START Recorded data

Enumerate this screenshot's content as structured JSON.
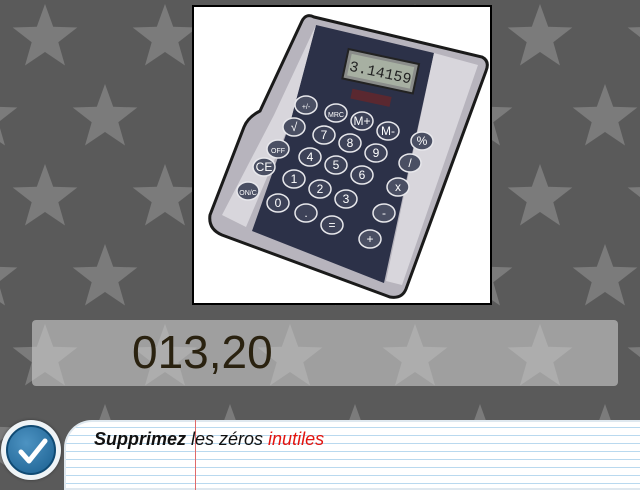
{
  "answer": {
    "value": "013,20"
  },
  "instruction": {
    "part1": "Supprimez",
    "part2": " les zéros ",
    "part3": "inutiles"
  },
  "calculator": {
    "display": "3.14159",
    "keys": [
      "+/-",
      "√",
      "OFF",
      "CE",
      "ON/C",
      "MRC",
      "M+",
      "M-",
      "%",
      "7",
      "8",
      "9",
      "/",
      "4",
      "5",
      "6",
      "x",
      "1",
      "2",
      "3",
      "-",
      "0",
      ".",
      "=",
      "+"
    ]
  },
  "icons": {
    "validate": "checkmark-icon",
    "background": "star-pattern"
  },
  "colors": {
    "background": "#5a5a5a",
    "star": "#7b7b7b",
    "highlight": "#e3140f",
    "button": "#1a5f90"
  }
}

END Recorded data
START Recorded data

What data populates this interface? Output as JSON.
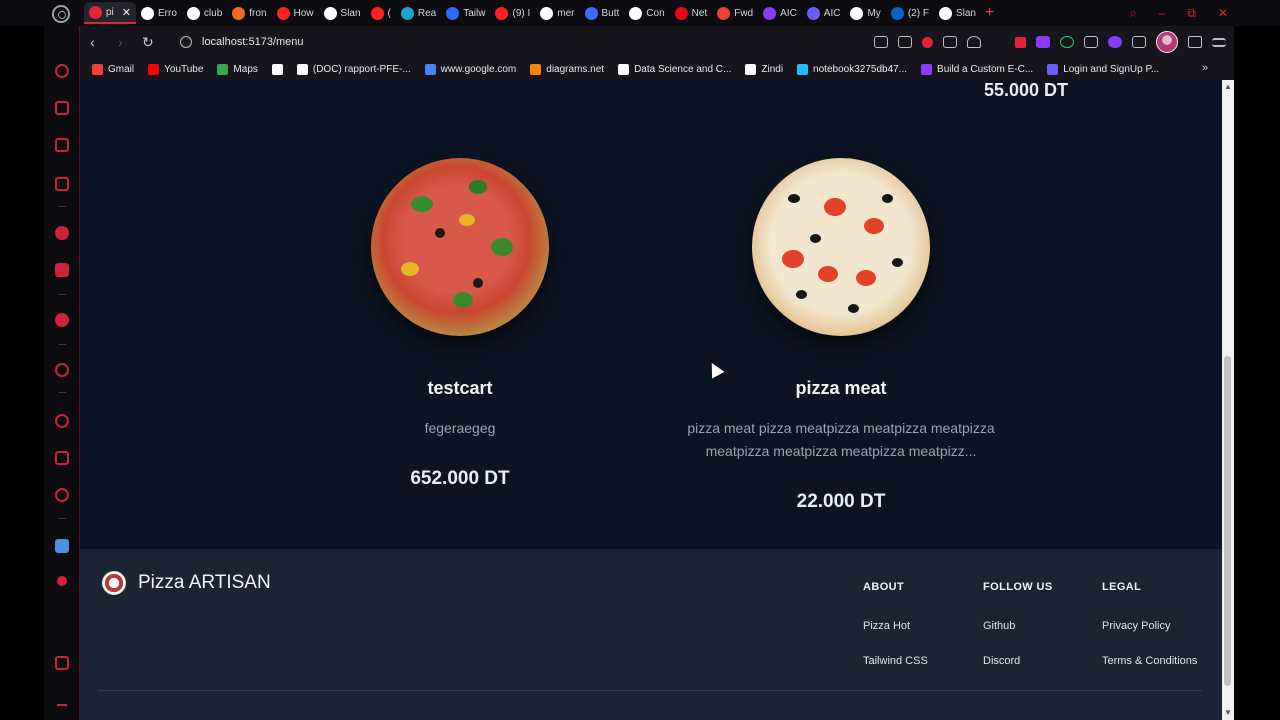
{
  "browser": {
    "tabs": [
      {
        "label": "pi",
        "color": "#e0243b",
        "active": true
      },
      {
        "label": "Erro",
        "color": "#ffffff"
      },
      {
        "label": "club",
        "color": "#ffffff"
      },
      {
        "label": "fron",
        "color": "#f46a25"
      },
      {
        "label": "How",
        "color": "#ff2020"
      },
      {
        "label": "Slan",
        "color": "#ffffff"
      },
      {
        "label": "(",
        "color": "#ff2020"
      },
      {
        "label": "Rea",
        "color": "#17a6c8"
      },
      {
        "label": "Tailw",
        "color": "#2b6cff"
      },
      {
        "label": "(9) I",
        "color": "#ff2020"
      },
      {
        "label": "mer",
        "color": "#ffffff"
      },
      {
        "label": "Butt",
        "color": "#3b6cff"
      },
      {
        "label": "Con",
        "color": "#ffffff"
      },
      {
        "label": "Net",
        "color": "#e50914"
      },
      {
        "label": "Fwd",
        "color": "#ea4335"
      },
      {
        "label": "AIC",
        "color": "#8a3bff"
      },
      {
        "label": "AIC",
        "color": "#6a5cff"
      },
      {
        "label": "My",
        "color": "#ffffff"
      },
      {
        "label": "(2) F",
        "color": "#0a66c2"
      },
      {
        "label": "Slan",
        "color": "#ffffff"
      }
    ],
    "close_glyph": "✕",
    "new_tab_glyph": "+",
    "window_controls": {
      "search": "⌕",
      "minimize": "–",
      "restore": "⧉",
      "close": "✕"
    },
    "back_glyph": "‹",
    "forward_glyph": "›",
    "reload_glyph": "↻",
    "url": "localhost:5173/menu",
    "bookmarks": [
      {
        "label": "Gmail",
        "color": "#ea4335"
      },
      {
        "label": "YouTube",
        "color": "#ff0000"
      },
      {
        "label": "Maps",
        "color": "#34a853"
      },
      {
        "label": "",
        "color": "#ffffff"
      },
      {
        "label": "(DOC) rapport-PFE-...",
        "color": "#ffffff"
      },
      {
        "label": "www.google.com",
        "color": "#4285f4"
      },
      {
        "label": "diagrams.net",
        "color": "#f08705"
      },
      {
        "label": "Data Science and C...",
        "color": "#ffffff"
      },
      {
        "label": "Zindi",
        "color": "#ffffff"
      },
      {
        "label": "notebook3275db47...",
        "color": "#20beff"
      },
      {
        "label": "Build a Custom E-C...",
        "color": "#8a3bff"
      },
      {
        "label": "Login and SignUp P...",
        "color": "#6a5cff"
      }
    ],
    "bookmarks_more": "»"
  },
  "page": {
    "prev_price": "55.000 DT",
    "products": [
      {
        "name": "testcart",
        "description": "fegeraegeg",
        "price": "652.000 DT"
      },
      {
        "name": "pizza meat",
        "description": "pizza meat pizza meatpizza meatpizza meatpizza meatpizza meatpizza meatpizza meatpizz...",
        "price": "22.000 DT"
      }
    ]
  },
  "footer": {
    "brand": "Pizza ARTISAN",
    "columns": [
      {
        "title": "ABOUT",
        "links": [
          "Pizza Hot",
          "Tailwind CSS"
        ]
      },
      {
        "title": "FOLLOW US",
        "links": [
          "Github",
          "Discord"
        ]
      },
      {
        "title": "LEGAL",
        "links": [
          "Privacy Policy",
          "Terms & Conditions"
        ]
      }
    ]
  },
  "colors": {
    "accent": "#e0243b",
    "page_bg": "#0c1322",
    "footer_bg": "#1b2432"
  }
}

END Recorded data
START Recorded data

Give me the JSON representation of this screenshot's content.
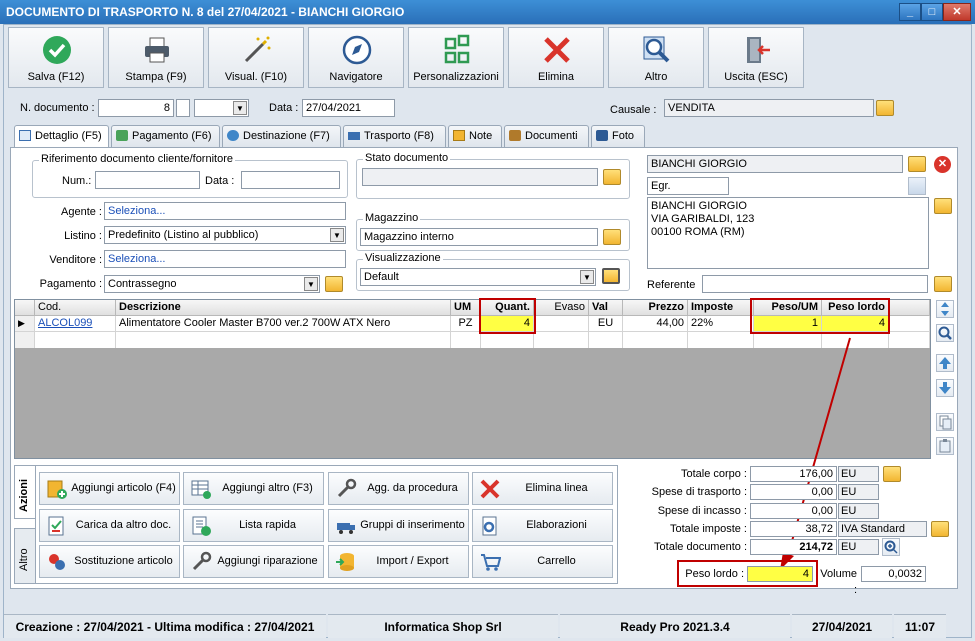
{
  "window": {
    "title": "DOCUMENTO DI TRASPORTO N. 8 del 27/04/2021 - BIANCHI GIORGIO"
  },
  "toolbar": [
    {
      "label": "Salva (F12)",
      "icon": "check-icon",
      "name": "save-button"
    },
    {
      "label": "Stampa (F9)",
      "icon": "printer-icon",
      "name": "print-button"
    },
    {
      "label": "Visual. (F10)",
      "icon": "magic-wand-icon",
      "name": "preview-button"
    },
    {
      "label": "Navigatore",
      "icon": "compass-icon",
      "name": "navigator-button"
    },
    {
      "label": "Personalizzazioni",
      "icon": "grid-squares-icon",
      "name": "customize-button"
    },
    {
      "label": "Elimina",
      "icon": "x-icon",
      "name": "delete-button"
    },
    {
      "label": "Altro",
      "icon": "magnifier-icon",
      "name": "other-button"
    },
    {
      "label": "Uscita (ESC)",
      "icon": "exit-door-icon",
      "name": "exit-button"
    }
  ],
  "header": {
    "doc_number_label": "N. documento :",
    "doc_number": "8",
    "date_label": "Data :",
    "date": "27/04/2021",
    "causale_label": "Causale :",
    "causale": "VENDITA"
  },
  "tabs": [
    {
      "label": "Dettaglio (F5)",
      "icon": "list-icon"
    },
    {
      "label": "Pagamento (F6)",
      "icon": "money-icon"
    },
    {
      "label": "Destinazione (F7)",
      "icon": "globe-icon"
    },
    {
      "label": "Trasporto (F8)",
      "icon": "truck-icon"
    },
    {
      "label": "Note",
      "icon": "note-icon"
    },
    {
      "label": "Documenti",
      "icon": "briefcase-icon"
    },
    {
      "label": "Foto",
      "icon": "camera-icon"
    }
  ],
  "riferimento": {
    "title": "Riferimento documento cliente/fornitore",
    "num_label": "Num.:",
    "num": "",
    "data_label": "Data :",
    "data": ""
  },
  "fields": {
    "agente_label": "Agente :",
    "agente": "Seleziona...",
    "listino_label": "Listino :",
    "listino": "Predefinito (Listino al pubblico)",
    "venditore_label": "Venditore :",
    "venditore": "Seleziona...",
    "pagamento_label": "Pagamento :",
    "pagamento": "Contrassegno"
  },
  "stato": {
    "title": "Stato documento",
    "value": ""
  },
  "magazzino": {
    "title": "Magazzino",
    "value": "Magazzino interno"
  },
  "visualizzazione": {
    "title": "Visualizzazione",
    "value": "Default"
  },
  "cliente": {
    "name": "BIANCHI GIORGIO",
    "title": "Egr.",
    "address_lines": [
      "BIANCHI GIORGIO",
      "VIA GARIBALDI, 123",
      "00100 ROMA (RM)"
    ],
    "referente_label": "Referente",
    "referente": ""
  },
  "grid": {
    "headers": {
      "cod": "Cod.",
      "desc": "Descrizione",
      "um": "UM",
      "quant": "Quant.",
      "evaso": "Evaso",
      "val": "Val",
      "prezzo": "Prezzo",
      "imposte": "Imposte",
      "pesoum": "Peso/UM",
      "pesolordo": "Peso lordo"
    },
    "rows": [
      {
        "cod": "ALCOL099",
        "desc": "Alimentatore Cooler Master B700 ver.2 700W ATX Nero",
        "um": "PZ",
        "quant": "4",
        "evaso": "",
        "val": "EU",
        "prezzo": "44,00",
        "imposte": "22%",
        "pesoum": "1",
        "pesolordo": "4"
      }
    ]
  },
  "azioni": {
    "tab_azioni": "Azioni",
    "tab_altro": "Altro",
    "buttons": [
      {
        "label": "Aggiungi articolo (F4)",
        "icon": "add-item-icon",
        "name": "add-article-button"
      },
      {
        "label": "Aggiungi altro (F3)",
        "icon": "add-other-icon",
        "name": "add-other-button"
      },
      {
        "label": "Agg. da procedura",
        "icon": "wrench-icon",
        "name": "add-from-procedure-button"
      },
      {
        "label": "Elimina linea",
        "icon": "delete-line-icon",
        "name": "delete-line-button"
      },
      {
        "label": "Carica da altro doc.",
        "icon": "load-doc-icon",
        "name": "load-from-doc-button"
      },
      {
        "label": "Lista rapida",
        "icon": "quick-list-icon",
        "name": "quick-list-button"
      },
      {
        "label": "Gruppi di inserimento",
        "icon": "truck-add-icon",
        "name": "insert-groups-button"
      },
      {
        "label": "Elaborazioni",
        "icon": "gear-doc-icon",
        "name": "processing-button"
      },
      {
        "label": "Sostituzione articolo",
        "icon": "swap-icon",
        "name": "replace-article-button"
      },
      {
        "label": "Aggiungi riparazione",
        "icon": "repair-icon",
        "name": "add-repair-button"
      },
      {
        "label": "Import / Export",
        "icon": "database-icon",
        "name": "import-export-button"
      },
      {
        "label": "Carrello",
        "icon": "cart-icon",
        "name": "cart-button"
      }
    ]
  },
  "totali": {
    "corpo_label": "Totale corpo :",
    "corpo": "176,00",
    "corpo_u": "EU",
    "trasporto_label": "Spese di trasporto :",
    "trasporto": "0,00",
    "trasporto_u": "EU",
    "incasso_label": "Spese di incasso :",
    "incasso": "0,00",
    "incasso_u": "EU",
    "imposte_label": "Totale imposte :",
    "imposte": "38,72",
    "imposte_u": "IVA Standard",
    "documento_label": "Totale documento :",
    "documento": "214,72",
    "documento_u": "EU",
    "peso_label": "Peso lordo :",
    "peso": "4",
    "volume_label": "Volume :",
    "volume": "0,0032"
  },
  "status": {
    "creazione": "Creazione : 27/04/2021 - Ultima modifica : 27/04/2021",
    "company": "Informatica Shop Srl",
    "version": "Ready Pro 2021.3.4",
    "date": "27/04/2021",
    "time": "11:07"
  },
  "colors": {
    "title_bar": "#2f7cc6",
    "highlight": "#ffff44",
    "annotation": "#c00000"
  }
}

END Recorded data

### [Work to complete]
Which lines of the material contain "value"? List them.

### [Reply]
    "value": "013,20"
    "value": ""
    "value": "Magazzino interno"
    "value": "Default"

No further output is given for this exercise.